[Work request]:
Retype all of the entries exactly as they appear.

(Records from a data collection)

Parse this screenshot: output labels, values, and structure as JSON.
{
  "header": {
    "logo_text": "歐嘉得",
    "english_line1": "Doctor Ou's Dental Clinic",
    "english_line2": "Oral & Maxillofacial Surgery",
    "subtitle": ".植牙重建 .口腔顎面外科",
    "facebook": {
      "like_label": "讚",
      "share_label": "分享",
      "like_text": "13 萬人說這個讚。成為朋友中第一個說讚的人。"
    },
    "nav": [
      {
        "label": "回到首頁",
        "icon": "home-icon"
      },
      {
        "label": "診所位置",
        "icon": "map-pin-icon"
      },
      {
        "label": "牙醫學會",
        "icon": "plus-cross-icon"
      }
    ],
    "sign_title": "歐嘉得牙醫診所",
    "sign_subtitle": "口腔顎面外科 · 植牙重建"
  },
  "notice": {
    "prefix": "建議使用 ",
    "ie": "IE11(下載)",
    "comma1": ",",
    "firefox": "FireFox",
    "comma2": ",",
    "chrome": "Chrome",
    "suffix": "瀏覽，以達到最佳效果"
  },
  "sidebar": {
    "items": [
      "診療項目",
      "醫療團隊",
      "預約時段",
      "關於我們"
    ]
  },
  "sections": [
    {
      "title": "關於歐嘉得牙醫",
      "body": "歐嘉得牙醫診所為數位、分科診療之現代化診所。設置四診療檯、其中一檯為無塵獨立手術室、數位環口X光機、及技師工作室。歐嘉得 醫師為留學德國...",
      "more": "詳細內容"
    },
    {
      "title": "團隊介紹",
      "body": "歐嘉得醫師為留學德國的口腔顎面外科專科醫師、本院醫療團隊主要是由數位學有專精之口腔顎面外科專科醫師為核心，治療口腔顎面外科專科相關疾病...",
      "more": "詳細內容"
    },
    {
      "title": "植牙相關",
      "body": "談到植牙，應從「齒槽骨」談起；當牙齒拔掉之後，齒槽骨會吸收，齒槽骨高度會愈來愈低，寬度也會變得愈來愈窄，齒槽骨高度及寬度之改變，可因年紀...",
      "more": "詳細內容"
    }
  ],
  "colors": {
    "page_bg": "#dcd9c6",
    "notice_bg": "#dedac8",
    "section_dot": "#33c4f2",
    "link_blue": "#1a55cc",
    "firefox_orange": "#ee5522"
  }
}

[Solution]:
Parse this screenshot: output labels, values, and structure as JSON.
{
  "header": {
    "logo_text": "歐嘉得",
    "english_line1": "Doctor Ou's Dental Clinic",
    "english_line2": "Oral & Maxillofacial Surgery",
    "subtitle": ".植牙重建 .口腔顎面外科",
    "facebook": {
      "like_label": "讚",
      "share_label": "分享",
      "like_text": "13 萬人說這個讚。成為朋友中第一個說讚的人。"
    },
    "nav": [
      {
        "label": "回到首頁",
        "icon": "home-icon"
      },
      {
        "label": "診所位置",
        "icon": "map-pin-icon"
      },
      {
        "label": "牙醫學會",
        "icon": "plus-cross-icon"
      }
    ],
    "sign_title": "歐嘉得牙醫診所",
    "sign_subtitle": "口腔顎面外科 · 植牙重建"
  },
  "notice": {
    "prefix": "建議使用 ",
    "ie": "IE11(下載)",
    "comma1": ",",
    "firefox": "FireFox",
    "comma2": ",",
    "chrome": "Chrome",
    "suffix": "瀏覽，以達到最佳效果"
  },
  "sidebar": {
    "items": [
      "診療項目",
      "醫療團隊",
      "預約時段",
      "關於我們"
    ]
  },
  "sections": [
    {
      "title": "關於歐嘉得牙醫",
      "body": "歐嘉得牙醫診所為數位、分科診療之現代化診所。設置四診療檯、其中一檯為無塵獨立手術室、數位環口X光機、及技師工作室。歐嘉得 醫師為留學德國...",
      "more": "詳細內容"
    },
    {
      "title": "團隊介紹",
      "body": "歐嘉得醫師為留學德國的口腔顎面外科專科醫師、本院醫療團隊主要是由數位學有專精之口腔顎面外科專科醫師為核心，治療口腔顎面外科專科相關疾病...",
      "more": "詳細內容"
    },
    {
      "title": "植牙相關",
      "body": "談到植牙，應從「齒槽骨」談起；當牙齒拔掉之後，齒槽骨會吸收，齒槽骨高度會愈來愈低，寬度也會變得愈來愈窄，齒槽骨高度及寬度之改變，可因年紀...",
      "more": "詳細內容"
    }
  ],
  "colors": {
    "page_bg": "#dcd9c6",
    "notice_bg": "#dedac8",
    "section_dot": "#33c4f2",
    "link_blue": "#1a55cc",
    "firefox_orange": "#ee5522"
  }
}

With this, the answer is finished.